How CNN's Hologram Interview System Works


Last night, CNN debuted its latest ultra-high-tech gizmo: a "hologram" interview system that allows Star Wars-like images of distant people to appear on stage, interacting with the CNN host. Now, it turns out that the "hologram" isn't actually visible to the host (it's composited into the image you see at home by a computer), but it's still pretty neat. Here's a video of appearing "live via hologram" in the system's first use:

Okay, so how does this work? Gizmodo tells all. From the Gizmodo article:

On the subject's side: • 35 HD cameras pointed at the subject in a ring • Different cameras shoot at different angles (like the matrix), to transmit the entire body image • The cameras are hooked up to the cameras in home base in NY, synchronizing the angles so perspective is right • The system is set up in trailers outside Obama and McCain HQ • Not only is it mechanical tracking via camera communication, there's infrared as well • Correspondents see a 37-inch plasma where the return feed of the combined images are fed back to them. Useful for a misplaced hair or an unseemly boogar • Twenty "computers" are crunching this data in order to make it usable

Help us,, you're our only hope!

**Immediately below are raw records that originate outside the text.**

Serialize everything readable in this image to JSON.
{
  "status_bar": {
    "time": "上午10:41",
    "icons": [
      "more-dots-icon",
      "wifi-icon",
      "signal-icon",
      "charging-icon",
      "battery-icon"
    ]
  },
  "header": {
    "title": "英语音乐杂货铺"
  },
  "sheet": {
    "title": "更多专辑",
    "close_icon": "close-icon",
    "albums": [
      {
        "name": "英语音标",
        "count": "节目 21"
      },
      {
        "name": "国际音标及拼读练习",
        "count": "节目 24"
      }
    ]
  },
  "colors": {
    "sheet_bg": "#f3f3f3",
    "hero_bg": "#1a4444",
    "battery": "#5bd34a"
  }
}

Update: as commenters noted, actually correspondent Jessica Yellin was the first to appear in "hologram" form. Here's that video.